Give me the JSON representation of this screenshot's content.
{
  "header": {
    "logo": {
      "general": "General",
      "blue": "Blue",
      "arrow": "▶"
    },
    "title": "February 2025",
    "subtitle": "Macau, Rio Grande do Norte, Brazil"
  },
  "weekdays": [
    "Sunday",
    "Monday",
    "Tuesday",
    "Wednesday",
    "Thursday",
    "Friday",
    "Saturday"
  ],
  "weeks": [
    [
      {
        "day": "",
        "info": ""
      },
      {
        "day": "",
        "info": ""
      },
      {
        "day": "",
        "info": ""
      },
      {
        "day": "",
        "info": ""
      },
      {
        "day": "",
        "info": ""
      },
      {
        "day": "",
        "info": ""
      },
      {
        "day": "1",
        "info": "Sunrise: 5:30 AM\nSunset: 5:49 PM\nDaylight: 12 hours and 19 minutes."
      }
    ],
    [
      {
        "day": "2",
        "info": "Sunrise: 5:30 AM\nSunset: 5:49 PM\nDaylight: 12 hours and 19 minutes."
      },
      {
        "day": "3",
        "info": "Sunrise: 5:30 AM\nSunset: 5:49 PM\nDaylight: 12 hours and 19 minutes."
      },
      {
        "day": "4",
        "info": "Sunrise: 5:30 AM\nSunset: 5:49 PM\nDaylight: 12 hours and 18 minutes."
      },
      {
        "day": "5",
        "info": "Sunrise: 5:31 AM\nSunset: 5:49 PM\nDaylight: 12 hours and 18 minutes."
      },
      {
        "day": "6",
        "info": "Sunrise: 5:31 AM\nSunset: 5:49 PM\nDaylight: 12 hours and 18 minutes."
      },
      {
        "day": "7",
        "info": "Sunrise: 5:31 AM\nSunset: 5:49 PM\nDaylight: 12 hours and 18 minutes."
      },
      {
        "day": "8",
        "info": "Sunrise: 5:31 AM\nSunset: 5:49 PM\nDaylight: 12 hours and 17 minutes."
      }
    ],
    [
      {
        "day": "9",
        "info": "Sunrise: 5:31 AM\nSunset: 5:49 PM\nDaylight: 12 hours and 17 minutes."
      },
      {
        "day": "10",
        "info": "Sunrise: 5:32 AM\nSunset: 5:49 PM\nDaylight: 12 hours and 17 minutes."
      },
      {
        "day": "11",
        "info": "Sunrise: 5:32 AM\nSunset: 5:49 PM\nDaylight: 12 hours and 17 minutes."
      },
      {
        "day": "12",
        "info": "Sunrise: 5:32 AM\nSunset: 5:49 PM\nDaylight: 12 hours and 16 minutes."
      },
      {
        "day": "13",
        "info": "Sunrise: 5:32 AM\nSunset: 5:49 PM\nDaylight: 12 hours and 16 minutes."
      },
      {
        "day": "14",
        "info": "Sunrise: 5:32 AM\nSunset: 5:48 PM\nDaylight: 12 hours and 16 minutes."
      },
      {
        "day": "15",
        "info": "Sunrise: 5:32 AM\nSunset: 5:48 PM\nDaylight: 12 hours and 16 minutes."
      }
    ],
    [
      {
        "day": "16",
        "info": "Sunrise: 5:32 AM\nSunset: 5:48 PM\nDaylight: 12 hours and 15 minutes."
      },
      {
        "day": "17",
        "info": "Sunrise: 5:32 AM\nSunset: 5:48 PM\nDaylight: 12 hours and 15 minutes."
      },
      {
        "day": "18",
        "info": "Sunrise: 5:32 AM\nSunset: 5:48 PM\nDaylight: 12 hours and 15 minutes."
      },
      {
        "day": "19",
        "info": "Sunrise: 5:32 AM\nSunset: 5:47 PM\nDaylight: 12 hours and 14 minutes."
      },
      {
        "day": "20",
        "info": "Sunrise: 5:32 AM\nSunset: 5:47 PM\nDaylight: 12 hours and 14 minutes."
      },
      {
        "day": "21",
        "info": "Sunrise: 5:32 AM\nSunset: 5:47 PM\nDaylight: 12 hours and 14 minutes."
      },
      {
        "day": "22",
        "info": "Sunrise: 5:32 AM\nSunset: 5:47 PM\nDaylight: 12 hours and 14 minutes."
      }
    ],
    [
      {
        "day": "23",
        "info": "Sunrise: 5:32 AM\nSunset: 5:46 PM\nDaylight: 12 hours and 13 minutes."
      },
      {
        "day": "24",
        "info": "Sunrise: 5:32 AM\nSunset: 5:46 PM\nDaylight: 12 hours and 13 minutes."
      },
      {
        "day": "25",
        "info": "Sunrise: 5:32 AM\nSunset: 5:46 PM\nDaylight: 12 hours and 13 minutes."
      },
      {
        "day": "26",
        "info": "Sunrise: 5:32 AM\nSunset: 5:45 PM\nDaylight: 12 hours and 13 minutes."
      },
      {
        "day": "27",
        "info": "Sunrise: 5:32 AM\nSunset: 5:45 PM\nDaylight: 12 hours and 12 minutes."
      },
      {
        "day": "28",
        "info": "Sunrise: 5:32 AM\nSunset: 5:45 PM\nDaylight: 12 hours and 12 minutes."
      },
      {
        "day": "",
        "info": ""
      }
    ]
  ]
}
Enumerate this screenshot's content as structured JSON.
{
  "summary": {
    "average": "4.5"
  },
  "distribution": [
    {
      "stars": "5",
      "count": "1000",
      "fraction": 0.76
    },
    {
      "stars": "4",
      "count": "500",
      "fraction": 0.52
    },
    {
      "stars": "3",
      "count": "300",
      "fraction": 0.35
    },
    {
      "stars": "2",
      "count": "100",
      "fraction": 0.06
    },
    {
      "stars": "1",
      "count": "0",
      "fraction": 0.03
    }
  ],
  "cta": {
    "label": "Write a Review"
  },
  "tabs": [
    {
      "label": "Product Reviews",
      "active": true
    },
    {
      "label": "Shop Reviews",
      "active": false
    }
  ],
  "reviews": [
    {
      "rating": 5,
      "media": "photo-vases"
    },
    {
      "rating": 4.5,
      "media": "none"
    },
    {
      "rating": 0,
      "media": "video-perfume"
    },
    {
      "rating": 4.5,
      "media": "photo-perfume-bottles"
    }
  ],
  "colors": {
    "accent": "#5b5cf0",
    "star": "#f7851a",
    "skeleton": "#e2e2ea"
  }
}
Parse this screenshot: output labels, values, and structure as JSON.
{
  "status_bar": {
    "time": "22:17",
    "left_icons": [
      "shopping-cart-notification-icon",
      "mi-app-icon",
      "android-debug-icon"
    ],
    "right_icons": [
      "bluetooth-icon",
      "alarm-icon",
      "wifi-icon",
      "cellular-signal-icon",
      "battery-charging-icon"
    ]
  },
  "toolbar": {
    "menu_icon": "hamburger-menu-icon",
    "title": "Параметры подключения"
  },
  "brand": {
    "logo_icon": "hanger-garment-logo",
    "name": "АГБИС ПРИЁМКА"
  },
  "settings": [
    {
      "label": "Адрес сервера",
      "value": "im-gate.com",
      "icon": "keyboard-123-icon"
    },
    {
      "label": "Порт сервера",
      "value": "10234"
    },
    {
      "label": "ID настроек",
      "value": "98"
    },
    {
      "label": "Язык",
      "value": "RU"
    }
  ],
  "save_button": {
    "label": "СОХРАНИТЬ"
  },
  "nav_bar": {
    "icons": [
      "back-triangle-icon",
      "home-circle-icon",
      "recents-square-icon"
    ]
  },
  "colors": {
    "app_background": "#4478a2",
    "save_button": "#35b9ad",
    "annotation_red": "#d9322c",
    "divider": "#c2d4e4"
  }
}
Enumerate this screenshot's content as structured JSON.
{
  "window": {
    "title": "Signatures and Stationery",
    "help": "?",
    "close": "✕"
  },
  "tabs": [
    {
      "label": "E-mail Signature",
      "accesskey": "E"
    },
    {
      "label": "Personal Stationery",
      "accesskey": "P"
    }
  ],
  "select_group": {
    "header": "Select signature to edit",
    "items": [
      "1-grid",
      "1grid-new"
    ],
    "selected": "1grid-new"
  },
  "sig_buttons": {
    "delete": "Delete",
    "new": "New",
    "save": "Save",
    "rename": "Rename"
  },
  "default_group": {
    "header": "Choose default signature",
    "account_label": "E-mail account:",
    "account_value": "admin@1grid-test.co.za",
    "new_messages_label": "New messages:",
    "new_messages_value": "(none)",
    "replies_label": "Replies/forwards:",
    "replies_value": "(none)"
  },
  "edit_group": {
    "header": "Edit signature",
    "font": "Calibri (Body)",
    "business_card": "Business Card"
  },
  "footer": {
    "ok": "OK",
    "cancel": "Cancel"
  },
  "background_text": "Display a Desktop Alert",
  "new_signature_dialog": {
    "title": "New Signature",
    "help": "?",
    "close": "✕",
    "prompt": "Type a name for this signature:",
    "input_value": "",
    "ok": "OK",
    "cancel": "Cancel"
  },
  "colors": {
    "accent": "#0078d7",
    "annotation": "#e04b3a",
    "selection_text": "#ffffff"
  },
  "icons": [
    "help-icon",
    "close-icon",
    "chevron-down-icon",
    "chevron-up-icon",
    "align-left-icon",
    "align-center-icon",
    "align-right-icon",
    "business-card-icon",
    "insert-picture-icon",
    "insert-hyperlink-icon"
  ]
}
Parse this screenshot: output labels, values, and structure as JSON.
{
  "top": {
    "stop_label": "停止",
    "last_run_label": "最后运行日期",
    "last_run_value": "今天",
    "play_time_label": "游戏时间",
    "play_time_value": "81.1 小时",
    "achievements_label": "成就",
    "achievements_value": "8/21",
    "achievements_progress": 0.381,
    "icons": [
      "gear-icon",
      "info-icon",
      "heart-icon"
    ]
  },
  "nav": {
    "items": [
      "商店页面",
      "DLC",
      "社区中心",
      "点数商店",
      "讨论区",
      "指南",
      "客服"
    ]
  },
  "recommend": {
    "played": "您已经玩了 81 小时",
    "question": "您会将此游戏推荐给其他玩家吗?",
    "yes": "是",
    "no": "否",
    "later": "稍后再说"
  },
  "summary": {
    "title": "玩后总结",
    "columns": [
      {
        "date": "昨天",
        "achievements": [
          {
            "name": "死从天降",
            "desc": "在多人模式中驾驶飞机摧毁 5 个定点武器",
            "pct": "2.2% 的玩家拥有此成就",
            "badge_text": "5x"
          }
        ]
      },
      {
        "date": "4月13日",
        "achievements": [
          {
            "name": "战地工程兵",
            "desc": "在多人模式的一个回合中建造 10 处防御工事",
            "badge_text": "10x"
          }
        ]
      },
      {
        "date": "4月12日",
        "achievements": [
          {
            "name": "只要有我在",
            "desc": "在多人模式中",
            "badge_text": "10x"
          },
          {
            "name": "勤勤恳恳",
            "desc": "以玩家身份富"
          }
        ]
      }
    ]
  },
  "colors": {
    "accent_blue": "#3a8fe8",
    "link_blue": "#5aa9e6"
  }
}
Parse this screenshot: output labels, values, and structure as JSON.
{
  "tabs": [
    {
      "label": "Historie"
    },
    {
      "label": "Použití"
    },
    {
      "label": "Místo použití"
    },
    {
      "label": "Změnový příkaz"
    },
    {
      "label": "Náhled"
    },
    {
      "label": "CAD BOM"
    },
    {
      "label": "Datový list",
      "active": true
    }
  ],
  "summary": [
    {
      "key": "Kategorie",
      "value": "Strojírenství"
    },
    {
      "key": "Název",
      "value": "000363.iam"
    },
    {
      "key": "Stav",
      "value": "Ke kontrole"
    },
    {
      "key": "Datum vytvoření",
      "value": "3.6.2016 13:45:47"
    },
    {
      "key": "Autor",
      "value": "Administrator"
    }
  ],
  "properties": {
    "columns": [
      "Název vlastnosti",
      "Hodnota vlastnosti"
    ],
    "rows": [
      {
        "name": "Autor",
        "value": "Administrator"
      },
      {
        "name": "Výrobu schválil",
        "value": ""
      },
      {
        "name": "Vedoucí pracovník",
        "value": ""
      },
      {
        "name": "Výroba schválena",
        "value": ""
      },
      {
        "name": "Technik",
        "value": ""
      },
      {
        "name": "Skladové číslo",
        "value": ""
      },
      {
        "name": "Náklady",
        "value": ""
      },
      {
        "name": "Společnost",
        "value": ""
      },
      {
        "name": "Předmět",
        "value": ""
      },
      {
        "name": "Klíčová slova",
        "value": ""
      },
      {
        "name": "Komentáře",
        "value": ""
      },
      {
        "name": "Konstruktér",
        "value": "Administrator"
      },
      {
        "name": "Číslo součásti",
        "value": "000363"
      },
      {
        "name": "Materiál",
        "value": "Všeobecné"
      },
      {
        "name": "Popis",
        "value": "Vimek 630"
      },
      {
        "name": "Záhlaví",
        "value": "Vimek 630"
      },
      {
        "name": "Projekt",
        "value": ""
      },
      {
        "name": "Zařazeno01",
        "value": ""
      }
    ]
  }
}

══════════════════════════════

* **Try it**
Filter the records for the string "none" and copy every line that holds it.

* **Answer to this task**
      "media": "none"
    "new_messages_value": "(none)",
    "replies_value": "(none)"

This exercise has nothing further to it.